A Series on Salvation - Glimpsing Grace

For by grace are ye saved through faith; and that not of yourselves: it is the gift of God. - Ephesians 2:8

Plain and simple, one cannot discuss salvation without first discussing grace, for it is by grace that we are saved.  Here are just a few of the definitions I found for the word "grace":

The free and unmerited favor of God, as manifested in the salvation of sinners and the bestowal of blessings.

 Approval, favor, mercy or pardon.

A virtue coming from God.

A divinely given talent or blessing.






The love and mercy given to us by God because God desires us to have it, not because of anything we have done to earn it.

I could go on, but for sake of time, I'll stop there.  I think we all get the picture, or at least I hope we do.  Just FYI, my personal favorites are the first and the last because I feel they best explain the role of grace, particularly in salvation.  So, let's take a minute to look at those.

Unmerited favor. 

Not to sound like a dictionary, but the word "unmerited" means unearned.  In short, grace is getting something we don't deserve, something we are unworthy of, something we didn't pay for.  Grace is not something we work for.  Grace is freely given.  It cannot be earned, for we will never be worthy of such a great gift.  It cannot be obtained through any other means.  It is a gift.

I once had the opportunity (or chore, as it seemed at the moment) of defining grace to a kindergartner.  What stumped me was not that I didn't understand grace myself but rather that I realized this little boy was not going to understand "unmerited favor."  I struggled to find a way to explain it in terms he would understand.  Thankfully, the Lord reminded me of our class reward system.
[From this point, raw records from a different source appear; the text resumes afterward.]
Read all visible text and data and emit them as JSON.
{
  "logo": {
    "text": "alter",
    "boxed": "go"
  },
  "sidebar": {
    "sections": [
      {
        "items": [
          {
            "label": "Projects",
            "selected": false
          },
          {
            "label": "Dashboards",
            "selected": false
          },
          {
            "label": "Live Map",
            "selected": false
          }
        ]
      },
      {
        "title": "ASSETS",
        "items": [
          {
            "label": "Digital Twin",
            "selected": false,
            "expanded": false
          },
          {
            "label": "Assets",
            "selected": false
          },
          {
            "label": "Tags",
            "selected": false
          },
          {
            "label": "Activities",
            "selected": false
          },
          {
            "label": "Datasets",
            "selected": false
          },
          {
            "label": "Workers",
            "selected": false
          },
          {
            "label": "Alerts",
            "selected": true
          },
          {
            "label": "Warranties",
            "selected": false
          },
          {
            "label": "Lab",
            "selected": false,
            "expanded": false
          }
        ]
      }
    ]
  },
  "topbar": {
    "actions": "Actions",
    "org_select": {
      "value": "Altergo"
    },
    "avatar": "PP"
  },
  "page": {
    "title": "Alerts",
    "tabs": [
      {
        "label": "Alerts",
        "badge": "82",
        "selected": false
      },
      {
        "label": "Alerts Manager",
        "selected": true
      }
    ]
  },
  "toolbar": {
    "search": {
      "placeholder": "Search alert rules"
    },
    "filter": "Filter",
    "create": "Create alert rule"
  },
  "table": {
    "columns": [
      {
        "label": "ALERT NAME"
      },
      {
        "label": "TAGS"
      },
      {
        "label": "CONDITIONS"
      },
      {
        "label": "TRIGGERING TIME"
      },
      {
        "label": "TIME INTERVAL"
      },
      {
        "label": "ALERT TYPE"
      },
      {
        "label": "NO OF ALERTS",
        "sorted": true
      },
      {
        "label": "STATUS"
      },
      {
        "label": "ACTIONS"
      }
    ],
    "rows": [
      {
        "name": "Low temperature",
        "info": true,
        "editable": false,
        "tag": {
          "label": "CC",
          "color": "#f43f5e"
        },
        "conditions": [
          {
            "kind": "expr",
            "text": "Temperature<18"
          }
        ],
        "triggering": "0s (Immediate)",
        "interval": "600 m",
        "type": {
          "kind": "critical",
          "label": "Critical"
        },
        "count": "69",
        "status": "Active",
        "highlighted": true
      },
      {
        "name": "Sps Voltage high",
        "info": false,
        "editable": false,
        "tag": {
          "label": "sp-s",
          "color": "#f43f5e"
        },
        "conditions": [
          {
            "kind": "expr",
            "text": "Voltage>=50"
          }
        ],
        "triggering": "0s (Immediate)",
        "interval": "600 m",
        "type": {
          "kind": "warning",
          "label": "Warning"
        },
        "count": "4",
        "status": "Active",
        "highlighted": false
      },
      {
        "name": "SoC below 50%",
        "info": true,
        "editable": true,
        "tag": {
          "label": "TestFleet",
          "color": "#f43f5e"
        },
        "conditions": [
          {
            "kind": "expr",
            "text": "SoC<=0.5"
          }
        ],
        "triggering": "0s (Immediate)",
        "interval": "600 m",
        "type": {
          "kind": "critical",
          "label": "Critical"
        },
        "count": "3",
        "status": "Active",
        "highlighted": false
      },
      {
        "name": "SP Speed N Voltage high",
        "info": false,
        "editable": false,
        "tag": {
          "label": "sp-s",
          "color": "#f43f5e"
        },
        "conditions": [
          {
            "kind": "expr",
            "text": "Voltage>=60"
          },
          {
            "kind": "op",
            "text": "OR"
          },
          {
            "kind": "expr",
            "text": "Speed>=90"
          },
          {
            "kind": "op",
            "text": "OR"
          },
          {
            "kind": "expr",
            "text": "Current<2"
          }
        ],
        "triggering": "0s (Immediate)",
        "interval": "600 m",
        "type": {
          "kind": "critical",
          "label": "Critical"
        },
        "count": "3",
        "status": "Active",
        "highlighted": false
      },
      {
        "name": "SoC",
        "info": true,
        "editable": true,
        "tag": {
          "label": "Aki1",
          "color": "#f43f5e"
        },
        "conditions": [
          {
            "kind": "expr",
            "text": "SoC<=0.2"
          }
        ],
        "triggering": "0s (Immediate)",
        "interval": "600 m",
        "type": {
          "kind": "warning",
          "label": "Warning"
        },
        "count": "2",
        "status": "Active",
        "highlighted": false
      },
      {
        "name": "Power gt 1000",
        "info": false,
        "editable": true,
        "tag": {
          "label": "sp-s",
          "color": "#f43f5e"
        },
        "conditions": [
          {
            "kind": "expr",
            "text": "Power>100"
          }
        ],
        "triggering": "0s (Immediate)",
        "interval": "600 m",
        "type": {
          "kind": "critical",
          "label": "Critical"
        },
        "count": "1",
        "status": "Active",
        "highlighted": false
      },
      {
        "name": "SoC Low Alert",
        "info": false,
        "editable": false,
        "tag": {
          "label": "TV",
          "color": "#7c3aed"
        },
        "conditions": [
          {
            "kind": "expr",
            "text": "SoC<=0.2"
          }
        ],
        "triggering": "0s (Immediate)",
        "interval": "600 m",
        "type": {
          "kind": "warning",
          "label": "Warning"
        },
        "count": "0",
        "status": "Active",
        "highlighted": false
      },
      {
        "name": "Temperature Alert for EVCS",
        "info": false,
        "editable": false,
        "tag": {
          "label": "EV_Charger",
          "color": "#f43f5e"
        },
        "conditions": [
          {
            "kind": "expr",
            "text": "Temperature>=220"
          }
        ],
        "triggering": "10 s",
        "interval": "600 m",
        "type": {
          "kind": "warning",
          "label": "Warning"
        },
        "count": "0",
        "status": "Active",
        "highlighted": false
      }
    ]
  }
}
The details were simple.  At the beginning of the day, every student's name was on the board under the happy face.  However, poor behavior earned the students a place under the sad face instead.  At the end of the day, those who still had their name under the happy face were rewarded with a piece of candy.  Those under the sad face went home empty handed.   

Sadly, the boy standing before me was one of the few whose name frequented the sad face side of the board.  This being the case, however, it made my example that much more effective.

"Suppose your name was under the sad face at the end of the day, but I gave you a piece of candy anyway," I said to him.

"That would be great!"  he replied.

"No," I commented, "that would be grace.  You see, you didn't earn that piece of candy, did you?  You didn't do what was required to get that candy, did you?  In fact, you didn't do anything to get that piece of candy, did you?  But, I decided that you could have it anyway.  I was showing you grace by giving you something you really didn't deserve."

I don't know if he truly understood or not, but I know it helped me to see grace a little more clearly, and to this day, I've not forgotten that moment. 

Now, let's look at the last definition.  Why was grace bestowed upon us?  Because we worked so hard?  Because we lived so righteously?  Because we looked so nice or dressed so modestly?  No, no and no.  Grace was bestowed upon us because God desired for us to have it.  It is His gift to us.  He wants us to have it.  He doesn't want us to buy it, earn it or try to work for it.  He only wants us to accept it.  He loves us with a love greater than we'll ever understand, and because of that, He desires to give us the best.  Matthew 7:11 speaks the truth of this: 

If ye then, being evil, know how to give good gifts unto your children, how much more shall your Father which is in heaven give good things to them that ask him?

I'm one of those odd people who enjoys giving gifts far more than I do getting them.  I love shopping for the perfect gift to complement the lifestyle or taste of the one for whom I am shopping.  I make every effort to discover their likes and dislikes and use that knowledge to seek out the perfect gift.  Why?  Because I love them, and I'm eager to see the joy on their face when they open the gift.  In my mind, the gift goes beyond the item itself and includes the time, effort and thought that went into the gift.  Seeing the happiness of others increases my own happiness.

God, too, loves to give good gifts.  That's why He has extended grace to all (Titus 2:11).  Now it's up to us to decide what to do with that grace--accept it or reject it.  That's where faith enters the picture, and we'll discuss this in tomorrow's post, Lord willing.

For if by one man's offence death reigned by one; much more they which receive abundance of grace and of the gift of righteousness shall reign in life by one, Jesus Christ.)

Therefore as by the offence of one judgment came upon all men to condemnation; even so by the righteousness of one the free gift came upon all men unto justification of life.

For as by one man's disobedience many were made sinners, so by the obedience of one shall many be made righteous.

Moreover the law entered, that the offence might abound. But where sin abounded, grace did much more abound:

That as sin hath reigned unto death, even so might grace reign through righteousness unto eternal life by Jesus Christ our Lord. - Romans 5:17-21